Almost immediately on the outbreak of COVID-19 and the world-wide spread of the coronavirus that causes it, research on how gender matters began.
It appeared that men had a higher death rate from Covid-19 than women and were more likely to develop a severe illness. Why would men be more at risk?
Possibilities that involve their behavior include higher rate of smoking and less attention to washing hands. Most of the touted reasons were about chromosomes and hormones. The theory used to explain men’s higher risk is that women have two X chromosomes which carry 2,000 genes that interact with women’s cells. Cells can use genes on one X chromosome to destroy invading viruses, and genes on the other X chromosome to kill infected cells. Also, XX chromosomes produce estrogens which stimulate immunological responses, while testosterone seems to suppress them. The protective effect of estrogens led to trials of administering estrogen to men and post-menopausal women with COVID-19 as possible means to lessen the severity of the illness.
An entirely different set of research studies focus on the effects of the lockdown that keep workers home and school closings that keep children at home. Employers had to adopt flexible work schedules and telecommuting for men and women employees, a policy for which many women have long fought for.
Another result of the lockdown is the availability of fathers for child care and home schooling. Where mothers work outside the home, as medical providers or grocery and pharmacy employees, fathers have to became the main child caregivers.

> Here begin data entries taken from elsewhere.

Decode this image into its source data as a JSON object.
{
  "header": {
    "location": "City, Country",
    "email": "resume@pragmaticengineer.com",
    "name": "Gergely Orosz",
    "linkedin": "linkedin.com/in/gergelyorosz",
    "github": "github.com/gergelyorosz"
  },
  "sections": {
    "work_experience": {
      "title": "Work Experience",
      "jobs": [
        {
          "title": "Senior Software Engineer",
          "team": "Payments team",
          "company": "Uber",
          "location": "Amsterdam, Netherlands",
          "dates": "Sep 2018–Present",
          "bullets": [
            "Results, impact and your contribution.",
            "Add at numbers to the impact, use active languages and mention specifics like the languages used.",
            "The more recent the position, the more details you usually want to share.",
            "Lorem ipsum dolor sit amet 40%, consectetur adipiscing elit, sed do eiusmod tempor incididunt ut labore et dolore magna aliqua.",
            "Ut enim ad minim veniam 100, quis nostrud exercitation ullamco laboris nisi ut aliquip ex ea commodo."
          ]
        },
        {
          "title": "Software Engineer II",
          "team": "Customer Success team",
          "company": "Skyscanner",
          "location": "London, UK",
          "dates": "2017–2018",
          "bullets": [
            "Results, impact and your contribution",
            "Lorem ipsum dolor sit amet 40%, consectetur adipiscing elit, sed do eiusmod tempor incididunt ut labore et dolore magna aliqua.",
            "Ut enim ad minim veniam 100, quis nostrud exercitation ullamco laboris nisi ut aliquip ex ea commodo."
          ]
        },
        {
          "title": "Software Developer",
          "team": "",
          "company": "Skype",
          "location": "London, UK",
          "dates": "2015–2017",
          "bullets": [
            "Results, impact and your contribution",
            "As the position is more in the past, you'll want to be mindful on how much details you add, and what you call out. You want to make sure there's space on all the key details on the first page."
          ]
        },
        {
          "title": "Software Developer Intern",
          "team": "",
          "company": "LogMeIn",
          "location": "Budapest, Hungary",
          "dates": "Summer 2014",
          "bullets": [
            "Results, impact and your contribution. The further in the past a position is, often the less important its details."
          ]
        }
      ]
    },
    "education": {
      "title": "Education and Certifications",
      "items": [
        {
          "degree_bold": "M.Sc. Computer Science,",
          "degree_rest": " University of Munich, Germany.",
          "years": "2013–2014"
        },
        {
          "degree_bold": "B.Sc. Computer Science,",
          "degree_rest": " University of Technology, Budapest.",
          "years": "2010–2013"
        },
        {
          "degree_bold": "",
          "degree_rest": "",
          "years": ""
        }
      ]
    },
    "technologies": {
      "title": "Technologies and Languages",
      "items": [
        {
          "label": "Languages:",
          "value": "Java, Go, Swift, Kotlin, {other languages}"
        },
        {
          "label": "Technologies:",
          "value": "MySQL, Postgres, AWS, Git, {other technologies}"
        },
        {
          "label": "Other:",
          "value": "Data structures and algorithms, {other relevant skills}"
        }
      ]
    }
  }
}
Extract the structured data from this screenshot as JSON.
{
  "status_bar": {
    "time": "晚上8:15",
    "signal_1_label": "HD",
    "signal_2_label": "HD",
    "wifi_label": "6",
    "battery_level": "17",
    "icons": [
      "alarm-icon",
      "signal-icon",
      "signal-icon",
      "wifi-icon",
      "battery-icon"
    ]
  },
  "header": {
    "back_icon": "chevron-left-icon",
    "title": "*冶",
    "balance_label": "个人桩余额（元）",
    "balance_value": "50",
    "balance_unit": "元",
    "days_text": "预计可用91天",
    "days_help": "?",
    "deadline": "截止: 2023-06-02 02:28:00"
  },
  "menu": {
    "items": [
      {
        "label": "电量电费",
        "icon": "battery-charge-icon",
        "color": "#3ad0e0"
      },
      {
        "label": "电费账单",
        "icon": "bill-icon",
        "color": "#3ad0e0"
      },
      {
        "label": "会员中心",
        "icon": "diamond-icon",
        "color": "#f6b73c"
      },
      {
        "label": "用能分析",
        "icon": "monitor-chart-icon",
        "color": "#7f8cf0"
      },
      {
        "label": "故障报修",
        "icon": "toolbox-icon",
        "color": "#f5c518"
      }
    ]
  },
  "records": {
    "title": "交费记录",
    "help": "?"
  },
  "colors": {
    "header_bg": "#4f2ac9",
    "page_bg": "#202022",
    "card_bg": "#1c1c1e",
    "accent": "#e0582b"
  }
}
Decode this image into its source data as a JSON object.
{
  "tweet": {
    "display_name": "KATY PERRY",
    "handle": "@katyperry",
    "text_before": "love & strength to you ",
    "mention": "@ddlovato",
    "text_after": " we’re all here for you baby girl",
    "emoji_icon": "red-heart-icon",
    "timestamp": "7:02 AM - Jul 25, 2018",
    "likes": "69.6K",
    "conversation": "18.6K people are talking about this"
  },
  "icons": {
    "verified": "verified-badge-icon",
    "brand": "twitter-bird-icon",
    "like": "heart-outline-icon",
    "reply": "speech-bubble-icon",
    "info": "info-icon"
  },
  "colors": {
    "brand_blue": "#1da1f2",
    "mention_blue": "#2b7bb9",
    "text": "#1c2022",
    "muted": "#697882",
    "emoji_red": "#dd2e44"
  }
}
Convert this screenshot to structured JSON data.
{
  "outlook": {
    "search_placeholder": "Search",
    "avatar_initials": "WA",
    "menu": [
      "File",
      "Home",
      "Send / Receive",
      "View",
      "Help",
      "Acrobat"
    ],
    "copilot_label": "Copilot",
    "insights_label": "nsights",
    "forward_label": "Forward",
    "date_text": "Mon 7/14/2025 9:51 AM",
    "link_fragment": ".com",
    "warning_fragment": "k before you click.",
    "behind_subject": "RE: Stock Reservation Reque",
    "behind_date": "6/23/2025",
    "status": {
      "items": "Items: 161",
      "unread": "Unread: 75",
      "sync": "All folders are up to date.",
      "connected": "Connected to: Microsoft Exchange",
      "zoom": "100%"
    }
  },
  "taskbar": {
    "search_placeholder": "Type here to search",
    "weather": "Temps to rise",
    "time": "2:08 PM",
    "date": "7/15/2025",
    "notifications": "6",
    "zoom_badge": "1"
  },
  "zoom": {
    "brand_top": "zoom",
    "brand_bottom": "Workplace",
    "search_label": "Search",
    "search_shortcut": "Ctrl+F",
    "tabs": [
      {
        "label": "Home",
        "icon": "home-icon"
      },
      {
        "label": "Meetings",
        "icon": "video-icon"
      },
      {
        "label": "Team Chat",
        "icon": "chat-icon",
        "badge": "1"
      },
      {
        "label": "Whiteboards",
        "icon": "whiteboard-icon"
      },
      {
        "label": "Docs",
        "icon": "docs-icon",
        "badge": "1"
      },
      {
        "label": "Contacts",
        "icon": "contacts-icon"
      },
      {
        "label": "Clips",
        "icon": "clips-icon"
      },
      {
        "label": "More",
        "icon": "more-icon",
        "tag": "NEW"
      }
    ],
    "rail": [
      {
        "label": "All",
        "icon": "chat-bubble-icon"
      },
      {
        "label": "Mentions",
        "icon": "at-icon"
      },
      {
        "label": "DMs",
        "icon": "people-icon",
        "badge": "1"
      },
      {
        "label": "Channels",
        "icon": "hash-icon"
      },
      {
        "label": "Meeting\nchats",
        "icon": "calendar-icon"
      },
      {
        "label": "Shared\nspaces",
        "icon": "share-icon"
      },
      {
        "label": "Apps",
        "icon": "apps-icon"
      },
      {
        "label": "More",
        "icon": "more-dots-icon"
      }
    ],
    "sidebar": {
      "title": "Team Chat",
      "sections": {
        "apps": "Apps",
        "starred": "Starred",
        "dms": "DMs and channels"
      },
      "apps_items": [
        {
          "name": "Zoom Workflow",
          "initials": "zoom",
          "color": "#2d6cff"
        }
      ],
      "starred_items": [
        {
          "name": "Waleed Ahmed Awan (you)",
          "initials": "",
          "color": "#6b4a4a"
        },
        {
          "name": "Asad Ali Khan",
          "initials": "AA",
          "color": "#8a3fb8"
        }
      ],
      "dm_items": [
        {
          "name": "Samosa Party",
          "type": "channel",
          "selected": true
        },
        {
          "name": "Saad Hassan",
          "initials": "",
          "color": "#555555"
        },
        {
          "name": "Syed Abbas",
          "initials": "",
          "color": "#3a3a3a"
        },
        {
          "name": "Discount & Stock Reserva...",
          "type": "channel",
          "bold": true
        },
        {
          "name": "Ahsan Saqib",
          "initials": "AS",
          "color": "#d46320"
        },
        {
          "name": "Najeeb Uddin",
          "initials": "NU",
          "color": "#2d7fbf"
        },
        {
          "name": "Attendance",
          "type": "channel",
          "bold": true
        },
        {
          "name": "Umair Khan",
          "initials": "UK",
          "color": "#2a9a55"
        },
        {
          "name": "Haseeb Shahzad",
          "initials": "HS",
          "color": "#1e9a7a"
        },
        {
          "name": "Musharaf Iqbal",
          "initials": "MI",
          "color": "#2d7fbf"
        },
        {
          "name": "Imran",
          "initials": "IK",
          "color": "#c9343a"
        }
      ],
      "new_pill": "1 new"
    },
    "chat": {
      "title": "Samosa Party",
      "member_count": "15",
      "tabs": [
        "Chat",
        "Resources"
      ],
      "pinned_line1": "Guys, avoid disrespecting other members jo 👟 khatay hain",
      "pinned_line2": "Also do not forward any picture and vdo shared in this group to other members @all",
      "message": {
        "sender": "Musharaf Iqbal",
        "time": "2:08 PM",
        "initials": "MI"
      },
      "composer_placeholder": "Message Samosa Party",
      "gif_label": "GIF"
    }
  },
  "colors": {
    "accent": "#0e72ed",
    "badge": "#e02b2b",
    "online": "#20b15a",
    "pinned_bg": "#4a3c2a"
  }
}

Reports on sharing housework and child care by heterosexual cohabiting partners working from home were mixed. In one study men partners claimed to be doing half the home-schooling while women with heterosexual partners claimed that they were doing 80 percent.
Another study of 1060 heterosexual couples on their early COVID-19 experiences found an increase in sharing housework from 26 percent to 41 percent; similar results were reported for shared care of children. If men really do more during the shelter at home months, the continuance of such behavior would be a positive outcome of the pandemic.
A serendipitous gender effect was that women were in the leadership role in countries that most successfully combated the coronavirus. The eight countries with the best outcomes of controlling cases and deaths thus far all had women leaders who acted early and decisively: Bangladesh, Bolivia, Ethiopia, Georgia, Hong Kong, Namibia, Nepal and Singapore. Jacinda Ardern, Prime Minister of New Zealand, and Angela Merkel, Chancellor of Germany, also led strong and successful responses to the virus. There are other countries governed by women that have not controlled the coronavirus so well. What was different about the more successful women leaders? A comparison of the two groups of women leaders might indicate what leadership skills mattered in this crisis. Leadership styles are often culturally gendered. Men leaders are prone to using war metaphors with the coronavirus as the enemy to be attacked aggressively and vanquished. The more successful women leaders focused on communal efforts and careful planning that demanded shared long-term sacrifice, a leadership style that is considered “feminine.”
We need more research to understand what leadership style works in national emergencies such as pandemics. Comparisons need to be made within gender as well as between them. Women leaders are not all alike, nor do they all use what is culturally considered a more consensus or “feminine” leadership style. More importantly, men too can adopt “feminine” leadership styles if that is what research tells us what most efficacious at keeping us all alive.
Adapted from The New Gender Paradox: Fragmentation and Persistence of the Gender Binary, Polity Books, forthcoming.
Judith Lorber is Professor Emerita of Sociology and Women’s Studies at Brooklyn College and the Graduate School, CUNY. She is the author of Breaking the Bowls: Degendering and Feminist Change, Gender Inequality: Feminist Theories and Politics, Paradoxes of Gender, and Women Physicians: Careers, Status and Power. With Lisa Jean Moore, she is the author of Gendered Bodies: Feminist Perspectives and Gender and the Social Construction of Illness. Judith Lorber is the Founding Editor of Gender & Society.